RAW DATA —
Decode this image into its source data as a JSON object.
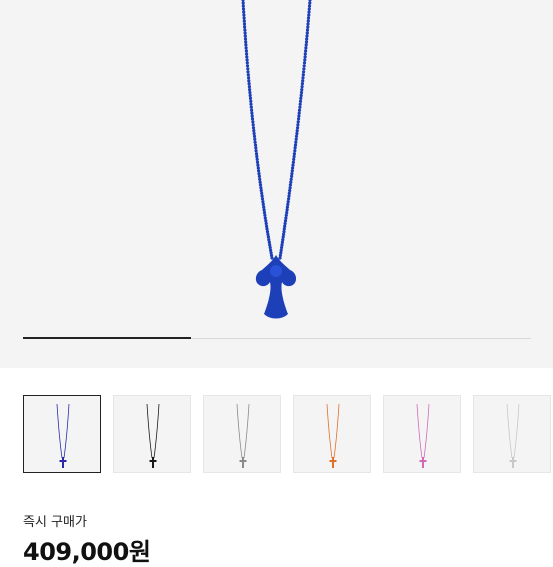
{
  "product_image": {
    "alt": "blue-cross-pendant-necklace",
    "color": "#1d3fb8"
  },
  "carousel": {
    "slide_progress": 0.33
  },
  "thumbnails": [
    {
      "name": "thumb-blue",
      "color": "#2a2aa8",
      "selected": true
    },
    {
      "name": "thumb-black",
      "color": "#1a1a1a",
      "selected": false
    },
    {
      "name": "thumb-silver",
      "color": "#8a8a8a",
      "selected": false
    },
    {
      "name": "thumb-orange",
      "color": "#e0702a",
      "selected": false
    },
    {
      "name": "thumb-pink",
      "color": "#d06ab8",
      "selected": false
    },
    {
      "name": "thumb-white",
      "color": "#c8c8c8",
      "selected": false
    }
  ],
  "purchase": {
    "label": "즉시 구매가",
    "price": "409,000원"
  }
}
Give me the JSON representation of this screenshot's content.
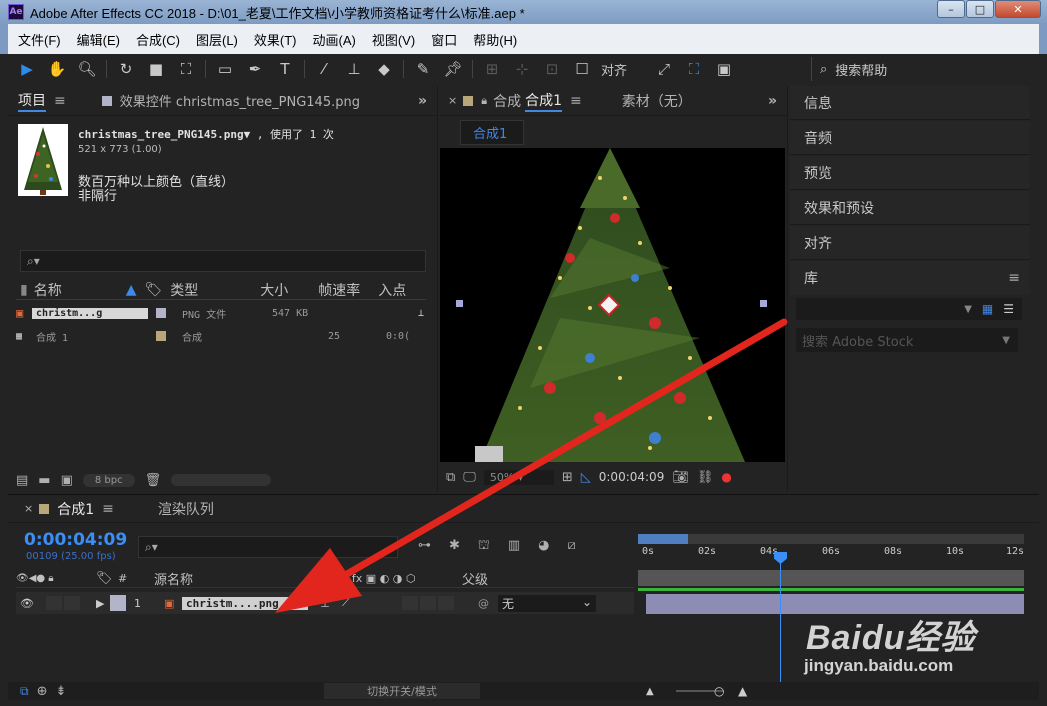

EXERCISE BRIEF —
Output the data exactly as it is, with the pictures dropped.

COMPLETED EXERCISE —
Decode this image into its source data as a JSON object.
{
  "product_image": {
    "alt": "blue-cross-pendant-necklace",
    "color": "#1d3fb8"
  },
  "carousel": {
    "slide_progress": 0.33
  },
  "thumbnails": [
    {
      "name": "thumb-blue",
      "color": "#2a2aa8",
      "selected": true
    },
    {
      "name": "thumb-black",
      "color": "#1a1a1a",
      "selected": false
    },
    {
      "name": "thumb-silver",
      "color": "#8a8a8a",
      "selected": false
    },
    {
      "name": "thumb-orange",
      "color": "#e0702a",
      "selected": false
    },
    {
      "name": "thumb-pink",
      "color": "#d06ab8",
      "selected": false
    },
    {
      "name": "thumb-white",
      "color": "#c8c8c8",
      "selected": false
    }
  ],
  "purchase": {
    "label": "즉시 구매가",
    "price": "409,000원"
  }
}
Give me the JSON representation of this screenshot's content.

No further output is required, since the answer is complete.